Genexodus 3:1 – Seeking Capital
After living hand-to-mouth for several months, the Entrepreneur envisioned a day where his financial woes would be over. Food would be plentiful. Shelter would be secure. All the resources necessary to grow his company would be at hand. He felt that it was time to go before the Elders and ask for an unlimited, guaranteed supply of cash to spend in any way he chose.
In my line of business, I have entrepreneurs who come to me and ask for advice about raising Venture Capital. The problem is that they can’t answer the most basic question standing in their way: “What to you want to do with your company five years from now”. If you’re not willing to sell the company, cede control, and otherwise “cash out” of your enteprise, then venture capital is not an option. If your goal is to grow a nice “lifestyle” company, then grow it on cash flows. If your desire is to create a company that you can pass on to your oldest child, then invest your life savings and take out loans to cover your (financial) shortfalls. Never, ever, approach a venture capitalist for money under these conditions.
If you want to take your company to the level where it dominates a sector, is attractive to acquisition by a larger player in the market, or is set to IPO (an unlikely result and a topic for another posting)… then, by all means, get your company ready for venture capital.
Your source of funding will dictate a few things…

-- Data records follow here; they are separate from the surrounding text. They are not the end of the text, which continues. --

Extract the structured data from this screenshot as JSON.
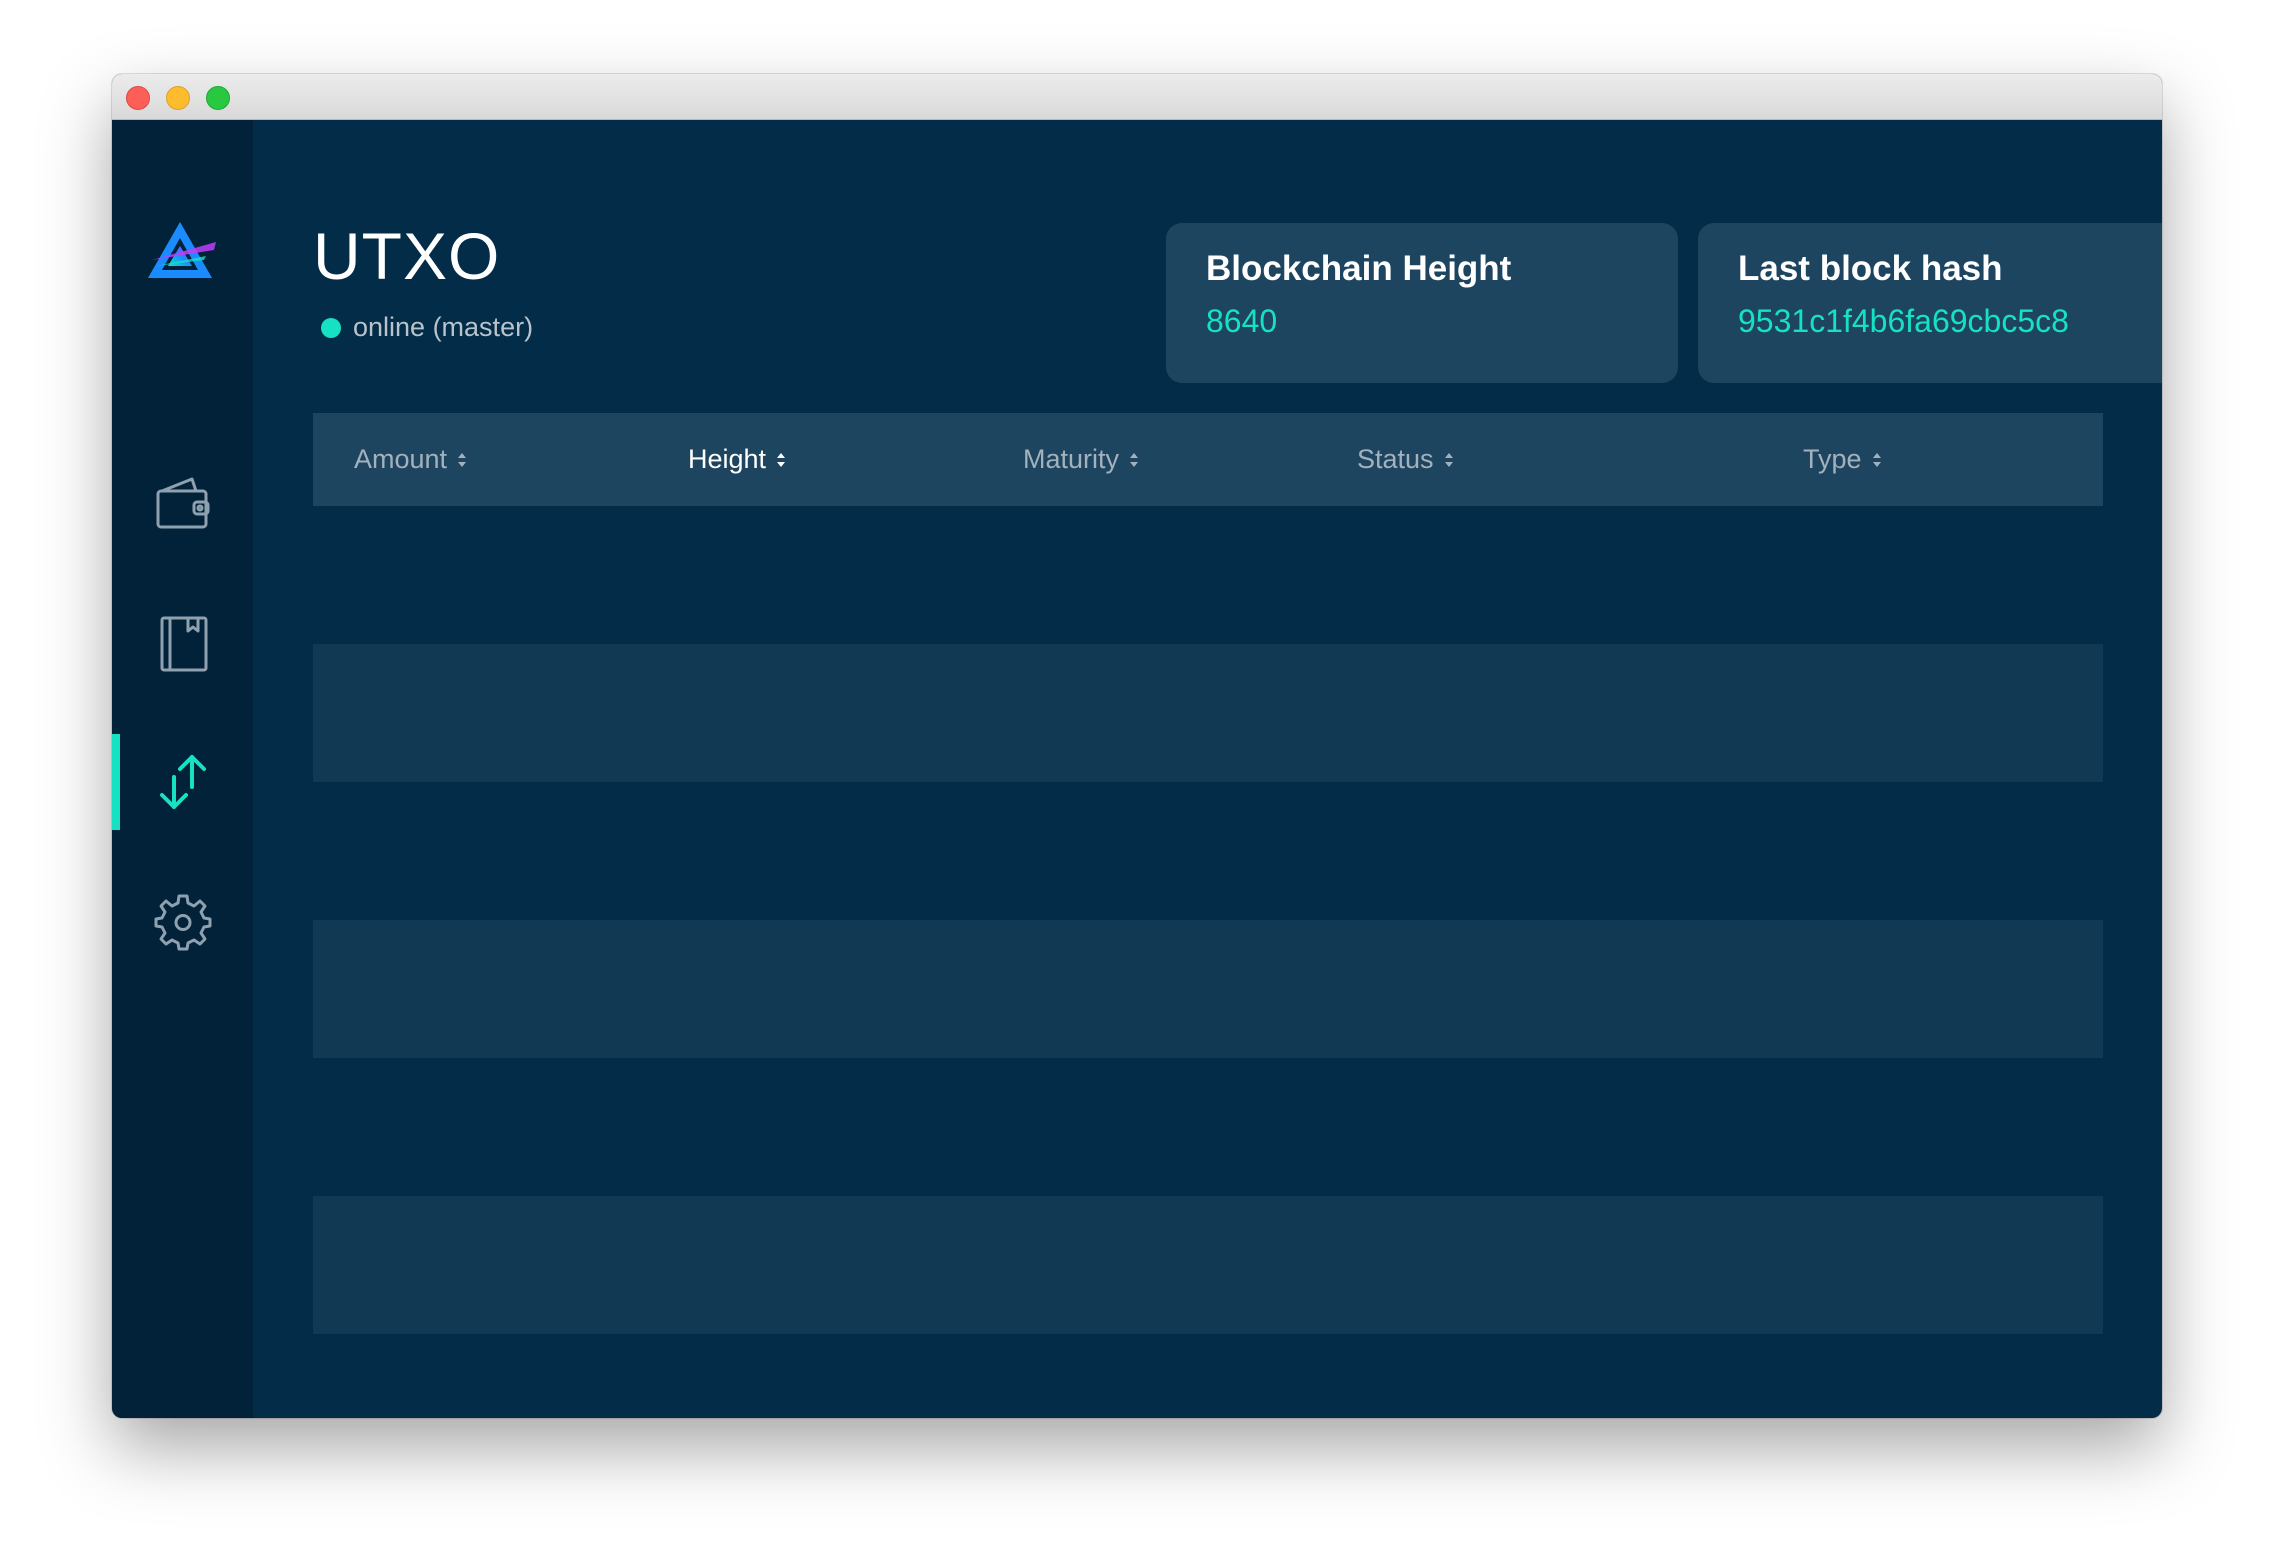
{
  "window": {
    "controls": [
      "close",
      "minimize",
      "maximize"
    ]
  },
  "sidebar": {
    "logo": "triangle-logo-icon",
    "items": [
      {
        "id": "wallet",
        "icon": "wallet-icon",
        "active": false
      },
      {
        "id": "address-book",
        "icon": "notebook-icon",
        "active": false
      },
      {
        "id": "utxo",
        "icon": "arrows-up-down-icon",
        "active": true
      },
      {
        "id": "settings",
        "icon": "gear-icon",
        "active": false
      }
    ],
    "accent_color": "#17e1c3"
  },
  "header": {
    "title": "UTXO",
    "status_text": "online (master)",
    "status_color": "#17e1c3"
  },
  "cards": {
    "blockchain_height": {
      "title": "Blockchain Height",
      "value": "8640"
    },
    "last_block_hash": {
      "title": "Last block hash",
      "value": "9531c1f4b6fa69cbc5c8"
    }
  },
  "table": {
    "columns": [
      {
        "label": "Amount",
        "active": false
      },
      {
        "label": "Height",
        "active": true
      },
      {
        "label": "Maturity",
        "active": false
      },
      {
        "label": "Status",
        "active": false
      },
      {
        "label": "Type",
        "active": false
      }
    ],
    "rows": []
  },
  "colors": {
    "background": "#022c47",
    "sidebar": "#02223a",
    "card": "#1d4560",
    "row_alt": "#123954",
    "accent": "#17e1c3"
  }
}
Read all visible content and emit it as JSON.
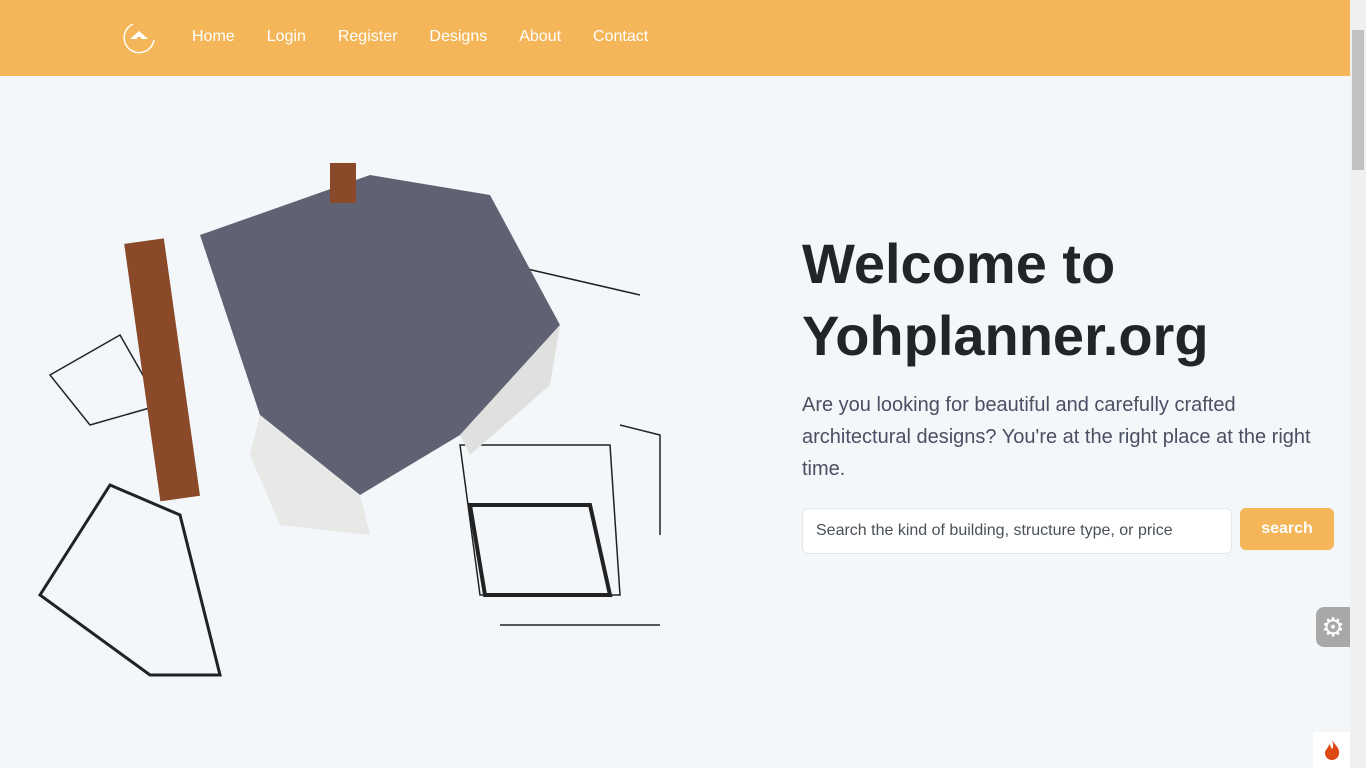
{
  "nav": {
    "items": [
      "Home",
      "Login",
      "Register",
      "Designs",
      "About",
      "Contact"
    ]
  },
  "hero": {
    "title_line1": "Welcome to",
    "title_line2": "Yohplanner.org",
    "subtitle": "Are you looking for beautiful and carefully crafted architectural designs? You're at the right place at the right time.",
    "search_placeholder": "Search the kind of building, structure type, or price",
    "search_label": "search"
  },
  "colors": {
    "accent": "#f5b659",
    "background": "#f3f7fa"
  }
}
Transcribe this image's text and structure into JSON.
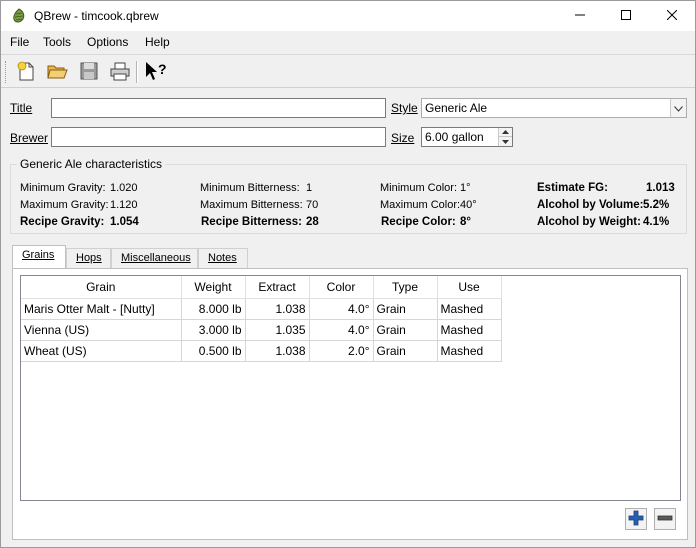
{
  "window": {
    "title": "QBrew - timcook.qbrew"
  },
  "menu": [
    "File",
    "Tools",
    "Options",
    "Help"
  ],
  "toolbar": {
    "buttons": [
      {
        "icon": "new-file-icon"
      },
      {
        "icon": "open-folder-icon"
      },
      {
        "icon": "save-disk-icon"
      },
      {
        "icon": "printer-icon"
      },
      {
        "icon": "whats-this-help-icon"
      }
    ]
  },
  "form": {
    "title_label": "Title",
    "title_value": "",
    "brewer_label": "Brewer",
    "brewer_value": "",
    "style_label": "Style",
    "style_value": "Generic Ale",
    "size_label": "Size",
    "size_value": "6.00 gallon"
  },
  "characteristics": {
    "group_title": "Generic Ale characteristics",
    "min_gravity_label": "Minimum Gravity:",
    "min_gravity": "1.020",
    "max_gravity_label": "Maximum Gravity:",
    "max_gravity": "1.120",
    "recipe_gravity_label": "Recipe Gravity:",
    "recipe_gravity": "1.054",
    "min_bitterness_label": "Minimum Bitterness:",
    "min_bitterness": "1",
    "max_bitterness_label": "Maximum Bitterness:",
    "max_bitterness": "70",
    "recipe_bitterness_label": "Recipe Bitterness:",
    "recipe_bitterness": "28",
    "min_color_label": "Minimum Color:",
    "min_color": "1°",
    "max_color_label": "Maximum Color:",
    "max_color": "40°",
    "recipe_color_label": "Recipe Color:",
    "recipe_color": "8°",
    "fg_label": "Estimate FG:",
    "fg": "1.013",
    "abv_label": "Alcohol by Volume:",
    "abv": "5.2%",
    "abw_label": "Alcohol by Weight:",
    "abw": "4.1%"
  },
  "tabs": [
    {
      "label": "Grains",
      "active": true
    },
    {
      "label": "Hops",
      "active": false
    },
    {
      "label": "Miscellaneous",
      "active": false
    },
    {
      "label": "Notes",
      "active": false
    }
  ],
  "grains_table": {
    "columns": [
      "Grain",
      "Weight",
      "Extract",
      "Color",
      "Type",
      "Use"
    ],
    "rows": [
      [
        "Maris Otter Malt - [Nutty]",
        "8.000 lb",
        "1.038",
        "4.0°",
        "Grain",
        "Mashed"
      ],
      [
        "Vienna (US)",
        "3.000 lb",
        "1.035",
        "4.0°",
        "Grain",
        "Mashed"
      ],
      [
        "Wheat (US)",
        "0.500 lb",
        "1.038",
        "2.0°",
        "Grain",
        "Mashed"
      ]
    ]
  },
  "colors": {
    "accent_blue": "#2a5fb0",
    "window_bg": "#f0f0f0",
    "hop_green": "#6a8f3a"
  }
}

- Taking money from a Venture Capitalist is like getting married. There will be a “pre-nuptual” agreement (aka term sheet). There’s a nice honeymoon period after funding where all the promises you made to each other drive a “wonderful life.” Everything is rosy. Yet, now you’ve got a spouse to help you make decisions. If things get ugly, divorce is possible. But, their lawyers are better than yours and the “pre-nup” protects them. This is why it’s important to hire your own big-time lawyer to work out the details in the term sheet.
- Getting money from an Angel investor is like having a live-in lover. There’s still a term sheet. But, they’re probably not as interested in spending every waking moment with you. Some, however, might want too much of your time… so pick one carefully.
- Going to “friends and family” for funding is quick and easy. But, remember that blood is thicker than water. Rather than having a legalistic relationship, you’ll be taking money from your parents or your best friends. You’ve got to answer for failures and difficulties over Thanksgiving dinner or at the 19th hole after a round of golf. They won’t likely every show up at a board meeting or understand anything about your business proposition. They’re writing a check because it’s you.
- Borrowing money from the bank is good because you buy yourself out of the relationship over time. Of course, they want something in exchange for the capital… so you’ve got to have collateral.
- The best way, IMHO, is to self-fund the company. You’ll remain in control and you get to keep all of the “up side” from the deal. The problem is, however, that most people don’t have such funds.
Regardless of the source of funds, it’s important to understand the difference between “smart money” and “dumb money.” Neither is better than the other. Smart money is generally better, but sometimes it is important to take money for the sake of money. That’s “dumb money.” The “smart money” comes with extra benefits. It could be relationships or it could be advise. Then, there’s the celebrity factor. If you can get someone who has name-recognition, is an industry expert in your field, has a roladex deep enough to help find you new customers/partners, AND can write a check… you’ve hit the grand slam.
… more coming soon …